AFWA: Does your son know what you do for a living?
JM: My son knows that I teach, and recently he asked if he could “sit in” on one of my classes.
AFWA: Does he understand why it’s important for you to work?
JM: Yes, my mother worked to pay for my education when I was a child. I saw how hard she worked just so that I could have the best possible experience. My son knows that I am doing the same for him. He knows that the reason he attends a school that meets his learning needs and is able to participate in sports and go to sports camps is because I work.
AFWA: How did becoming a mom affect your career path?
JM: I became a mother at the time my husband’s job transferred us to a new area. This provided me the opportunity to leave EY and stay home with our son. I didn’t stay home long before I looked into teaching at night at a community college as an adjunct. A full time opportunity was available, and a dean encouraged me to apply, as he had a similar Big 4 background and young children. I’m forever grateful for the change in my career path which provides me with the opportunity to inspire introductory accounting students to consider careers in accounting and help them achieve their academic and career goals.
AFWA: Have you ever felt resistance in the workplace as a mom?

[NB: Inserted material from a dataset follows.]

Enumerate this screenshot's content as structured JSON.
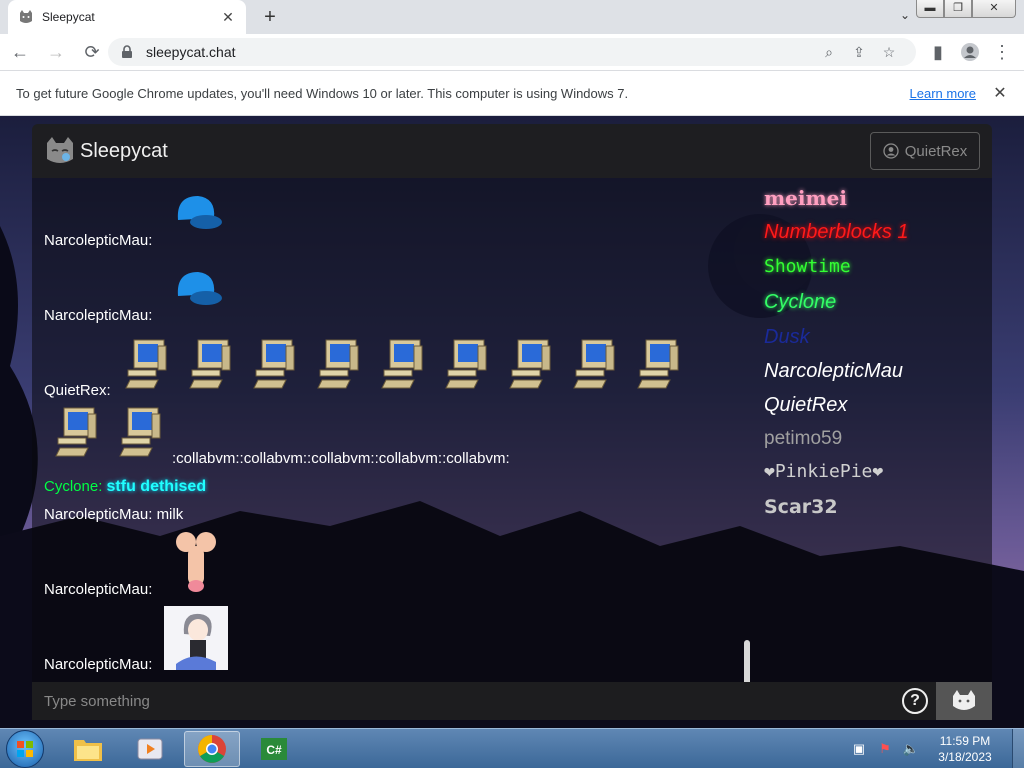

JM: I have been fortunate to work for organizations that support working mothers. Although, I will say that maternity leave policies have influenced our decision not to grow our family.

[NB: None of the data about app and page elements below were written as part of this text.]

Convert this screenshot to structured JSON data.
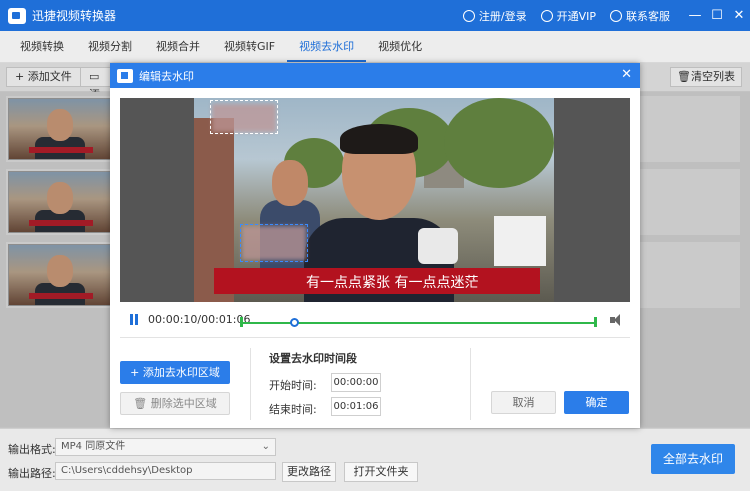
{
  "app": {
    "title": "迅捷视频转换器",
    "register_login": "注册/登录",
    "vip": "开通VIP",
    "support": "联系客服",
    "window_controls": {
      "minimize": "—",
      "restore": "☐",
      "close": "✕"
    }
  },
  "nav": {
    "tabs": [
      "视频转换",
      "视频分割",
      "视频合并",
      "视频转GIF",
      "视频去水印",
      "视频优化"
    ],
    "active_tab": "视频去水印"
  },
  "toolbar": {
    "add_file": "+ 添加文件",
    "add_folder_partial": "添",
    "clear_list": "清空列表"
  },
  "dialog": {
    "title": "编辑去水印",
    "close": "✕",
    "caption": "有一点点紧张 有一点点迷茫",
    "time_display": "00:00:10/00:01:06",
    "add_region": "+   添加去水印区域",
    "delete_region": "删除选中区域",
    "section_title": "设置去水印时间段",
    "start_label": "开始时间:",
    "start_value": "00:00:00",
    "end_label": "结束时间:",
    "end_value": "00:01:06",
    "cancel": "取消",
    "confirm": "确定",
    "playhead_fraction": 0.152
  },
  "bottom": {
    "format_label": "输出格式:",
    "format_value": "MP4  同原文件",
    "path_label": "输出路径:",
    "path_value": "C:\\Users\\cddehsy\\Desktop",
    "change_path": "更改路径",
    "open_folder": "打开文件夹",
    "remove_all": "全部去水印"
  },
  "colors": {
    "brand_blue": "#1f6fd8",
    "button_blue": "#2b7de9",
    "track_green": "#2fb84a",
    "caption_red": "#b3121f"
  }
}
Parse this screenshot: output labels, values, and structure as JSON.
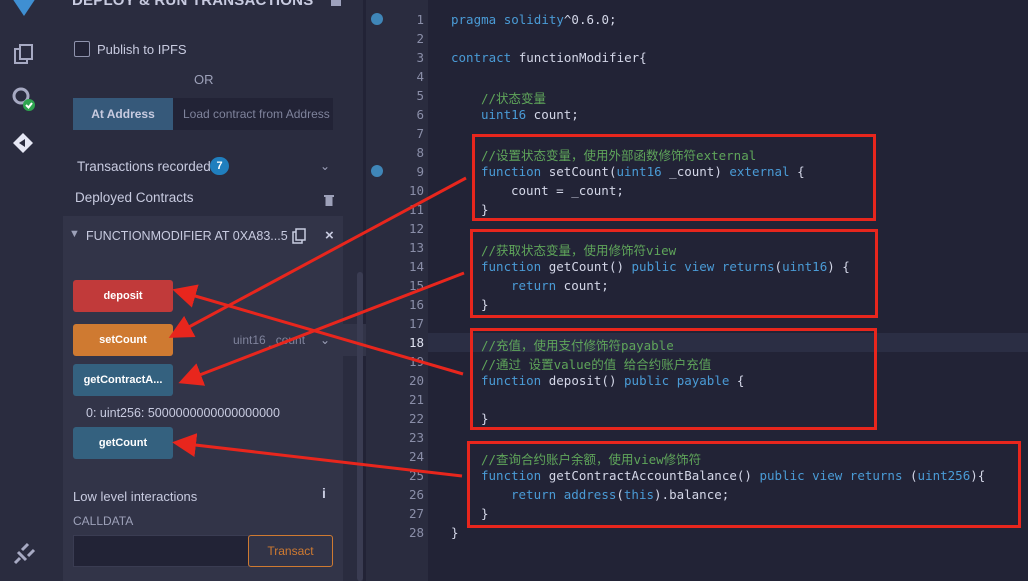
{
  "panel": {
    "title": "DEPLOY & RUN TRANSACTIONS",
    "publish_label": "Publish to IPFS",
    "or_label": "OR",
    "at_address_label": "At Address",
    "load_placeholder": "Load contract from Address",
    "transactions_label": "Transactions recorded",
    "transactions_count": "7",
    "deployed_label": "Deployed Contracts",
    "instance_title": "FUNCTIONMODIFIER AT 0XA83...5",
    "buttons": {
      "deposit": "deposit",
      "setCount": "setCount",
      "setCount_placeholder": "uint16 _count",
      "getContractBalance": "getContractA...",
      "getContractBalance_result": "0: uint256: 5000000000000000000",
      "getCount": "getCount"
    },
    "low_level_label": "Low level interactions",
    "calldata_label": "CALLDATA",
    "transact_label": "Transact"
  },
  "editor": {
    "active_line": 18,
    "line_numbers": [
      "1",
      "2",
      "3",
      "4",
      "5",
      "6",
      "7",
      "8",
      "9",
      "10",
      "11",
      "12",
      "13",
      "14",
      "15",
      "16",
      "17",
      "18",
      "19",
      "20",
      "21",
      "22",
      "23",
      "24",
      "25",
      "26",
      "27",
      "28"
    ],
    "lines": {
      "l1": "pragma solidity^0.6.0;",
      "l3": "contract functionModifier{",
      "l5": "//状态变量",
      "l6": "uint16 count;",
      "l8": "//设置状态变量，使用外部函数修饰符external",
      "l9": "function setCount(uint16 _count) external {",
      "l10": "count = _count;",
      "l11": "}",
      "l13": "//获取状态变量，使用修饰符view",
      "l14": "function getCount() public view returns(uint16) {",
      "l15": "return count;",
      "l16": "}",
      "l18": "//充值，使用支付修饰符payable",
      "l19": "//通过 设置value的值 给合约账户充值",
      "l20": "function deposit() public payable {",
      "l22": "}",
      "l24": "//查询合约账户余额，使用view修饰符",
      "l25": "function getContractAccountBalance() public view returns (uint256){",
      "l26": "return address(this).balance;",
      "l27": "}",
      "l28": "}"
    }
  },
  "colors": {
    "annotation": "#e8261d",
    "keyword": "#4a9bd6",
    "comment": "#5fa55a"
  }
}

AFWA: What professional advice would you give new moms today?
JM: I recommend that new mothers talk with their employers early on about their needs, and re-assure the employer that they will always meet their expectations as well.

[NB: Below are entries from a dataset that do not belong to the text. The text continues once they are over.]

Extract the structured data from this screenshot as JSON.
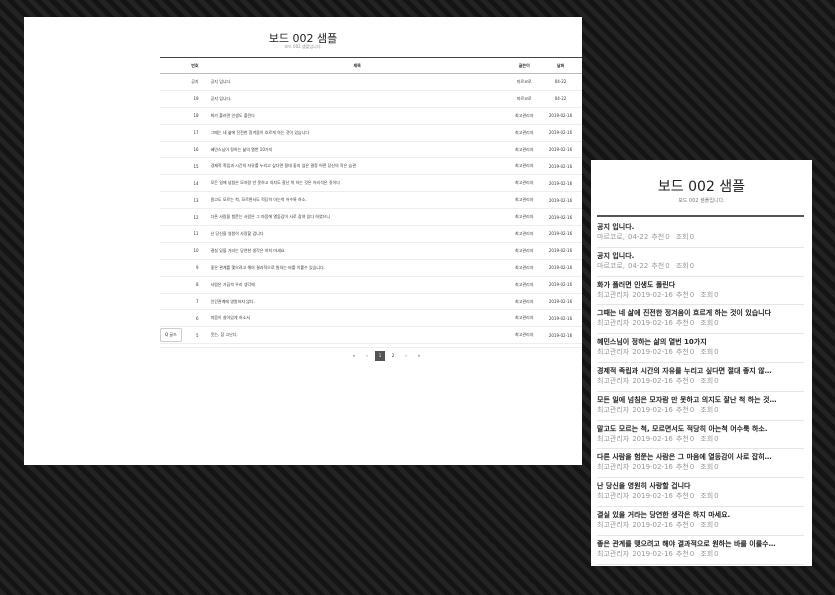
{
  "board": {
    "title": "보드 002 샘플",
    "subtitle": "보드 002 샘플입니다.",
    "columns": [
      "번호",
      "제목",
      "글쓴이",
      "날짜",
      "추천",
      "조회"
    ],
    "rows": [
      {
        "no": "공지",
        "subject": "공지 입니다.",
        "author": "마르코로",
        "date": "04-22",
        "recommend": "0",
        "views": "0"
      },
      {
        "no": "19",
        "subject": "공지 입니다.",
        "author": "마르코로",
        "date": "04-22",
        "recommend": "0",
        "views": "0"
      },
      {
        "no": "18",
        "subject": "화가 폴러면 인생도 폴린다",
        "author": "최고관리자",
        "date": "2019-02-16",
        "recommend": "0",
        "views": "0"
      },
      {
        "no": "17",
        "subject": "그때는 네 삶에 진전한 정겨움이 흐르게 하는 것이 있습니다",
        "author": "최고관리자",
        "date": "2019-02-16",
        "recommend": "0",
        "views": "0"
      },
      {
        "no": "16",
        "subject": "혜민스님이 정하는 삶의 열번 10가지",
        "author": "최고관리자",
        "date": "2019-02-16",
        "recommend": "0",
        "views": "0"
      },
      {
        "no": "15",
        "subject": "경제적 족립과 시간의 자유를 누리고 싶다면 절대 좋지 않은 결정 어떤 당신의 작은 습관",
        "author": "최고관리자",
        "date": "2019-02-16",
        "recommend": "0",
        "views": "0"
      },
      {
        "no": "14",
        "subject": "모든 일에 넘침은 모자람 만 못하고 의지도 잘난 척 하는 것은 어리석은 짓이다",
        "author": "최고관리자",
        "date": "2019-02-16",
        "recommend": "0",
        "views": "0"
      },
      {
        "no": "13",
        "subject": "말고도 모르는 척, 모르면서도 적당히 아는척 어수룩 하소.",
        "author": "최고관리자",
        "date": "2019-02-16",
        "recommend": "0",
        "views": "0"
      },
      {
        "no": "12",
        "subject": "다른 사람을 험쭌는 사람은 그 마음에 열등감이 사로 잡혀 있다 하였으니",
        "author": "최고관리자",
        "date": "2019-02-16",
        "recommend": "0",
        "views": "0"
      },
      {
        "no": "11",
        "subject": "난 당신을 영원히 사랑할 겁니다",
        "author": "최고관리자",
        "date": "2019-02-16",
        "recommend": "0",
        "views": "0"
      },
      {
        "no": "10",
        "subject": "결실 있을 거라는 당연한 생각은 하지 마세요.",
        "author": "최고관리자",
        "date": "2019-02-16",
        "recommend": "0",
        "views": "0"
      },
      {
        "no": "9",
        "subject": "좋은 관계를 맺으려고 해야 결과적으로 원하는 바를 이룰수 있습니다.",
        "author": "최고관리자",
        "date": "2019-02-16",
        "recommend": "0",
        "views": "0"
      },
      {
        "no": "8",
        "subject": "사람은 가끔씩 우리 생각에",
        "author": "최고관리자",
        "date": "2019-02-16",
        "recommend": "0",
        "views": "0"
      },
      {
        "no": "7",
        "subject": "인간관계에 영원하지 않다.",
        "author": "최고관리자",
        "date": "2019-02-16",
        "recommend": "0",
        "views": "0"
      },
      {
        "no": "6",
        "subject": "마음이 살아있게 하소서",
        "author": "최고관리자",
        "date": "2019-02-16",
        "recommend": "0",
        "views": "0"
      },
      {
        "no": "5",
        "subject": "웃는, 참 고난다.",
        "author": "최고관리자",
        "date": "2019-02-16",
        "recommend": "0",
        "views": "0"
      }
    ],
    "write_label": "Q 글쓰",
    "pager": {
      "first": "«",
      "prev": "‹",
      "pages": [
        "1",
        "2"
      ],
      "active": "1",
      "next": "›",
      "last": "»"
    }
  },
  "mobile": {
    "title": "보드 002 샘플",
    "subtitle": "보드 002 샘플입니다.",
    "recommend_label": "추천",
    "views_label": "조회",
    "items": [
      {
        "subject": "공지 입니다.",
        "author": "마르코로,",
        "date": "04-22",
        "recommend": "0",
        "views": "0"
      },
      {
        "subject": "공지 입니다.",
        "author": "마르코로,",
        "date": "04-22",
        "recommend": "0",
        "views": "0"
      },
      {
        "subject": "화가 폴러면 인생도 폴린다",
        "author": "최고관리자",
        "date": "2019-02-16",
        "recommend": "0",
        "views": "0"
      },
      {
        "subject": "그때는 네 삶에 진전한 정겨움이 흐르게 하는 것이 있습니다",
        "author": "최고관리자",
        "date": "2019-02-16",
        "recommend": "0",
        "views": "0"
      },
      {
        "subject": "혜민스님이 정하는 삶의 열번 10가지",
        "author": "최고관리자",
        "date": "2019-02-16",
        "recommend": "0",
        "views": "0"
      },
      {
        "subject": "경제적 족립과 시간의 자유를 누리고 싶다면 절대 좋지 않…",
        "author": "최고관리자",
        "date": "2019-02-16",
        "recommend": "0",
        "views": "0"
      },
      {
        "subject": "모든 일에 넘침은 모자람 만 못하고 의지도 잘난 척 하는 것…",
        "author": "최고관리자",
        "date": "2019-02-16",
        "recommend": "0",
        "views": "0"
      },
      {
        "subject": "말고도 모르는 척, 모르면서도 적당히 아는척 어수룩 하소.",
        "author": "최고관리자",
        "date": "2019-02-16",
        "recommend": "0",
        "views": "0"
      },
      {
        "subject": "다른 사람을 험쭌는 사람은 그 마음에 열등감이 사로 잡히…",
        "author": "최고관리자",
        "date": "2019-02-16",
        "recommend": "0",
        "views": "0"
      },
      {
        "subject": "난 당신을 영원히 사랑할 겁니다",
        "author": "최고관리자",
        "date": "2019-02-16",
        "recommend": "0",
        "views": "0"
      },
      {
        "subject": "결실 있을 거라는 당연한 생각은 하지 마세요.",
        "author": "최고관리자",
        "date": "2019-02-16",
        "recommend": "0",
        "views": "0"
      },
      {
        "subject": "좋은 관계를 맺으려고 해야 결과적으로 원하는 바를 이룰수…",
        "author": "최고관리자",
        "date": "2019-02-16",
        "recommend": "0",
        "views": "0"
      }
    ]
  }
}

AFWA: Sometimes motherhood and work collide – what’s the funniest thing that’s ever happened to you?
JM: One time when my son was three years old, I had an informal meeting with a colleague at the college and due to scheduling, I had to bring him along. As I was talking to my colleague, I look over and I see that my son (who had brought a book about trains) was sitting on the floor of the lobby with one of the college students and they were having a very serious conversation about steam engines. It was pretty cute.
AFWA: What’s your greatest challenge as a working mom?
JM: The greatest challenge is scheduling. As children get older the scheduling issues change. You no longer need daycare or a babysitter, but there are more activities that require parents to have flexibility to get the children where they need to be. With the flexibility comes the necessity to check email and do work at home, in the car, while the child is at sports practice, etc. Children have to understand why their mother has to do those things.
AFWA: What do you know now that you wish you had known when your son was first born?
JM: As accountants, we are usually planners. I had a spreadsheet with my career mapped out, along with what school my son would attend as that would drive our home search. Life can’t always be planned! You are better off understanding the needs of your child and letting those needs dictate your plans.
AFWA: As a working mom, how do you do it all? Share your secret!
JM: The ability to share calendars! I used to be “old school” and kept a paper calendar. In a new role at work, I was responsible for knowing my supervisor’s calendar at all times, so I switched to the online calendar. Now, I share every appointment, meeting, sports class, drop off/pick up times, with my husband and even parents. Since I don’t’ have a typical 8-5 job, my schedule is not always consistent. Staying organized helps me do it all (and I don’t do it all alone… my husband is extremely supportive and I couldn’t do it without him).
AFWA: What’s one thing you want others to know about your feelings toward working while raising a family?
JM: Do what’s important to you. I love my job which makes it easy for me to spend time away from my family. Also, I only volunteer for initiatives that I believe will help further my students’ careers or help my son grow and develop. When you’re working, you have to be selective on how you spend your time so that you can integrate work into your family life, so be sure you’re spending that “free” time doing what is important to you.
AFWA: Finally and just for fun, what’s your least favorite household chore – or maybe your favorite?
JM: I would always rather clean than cook!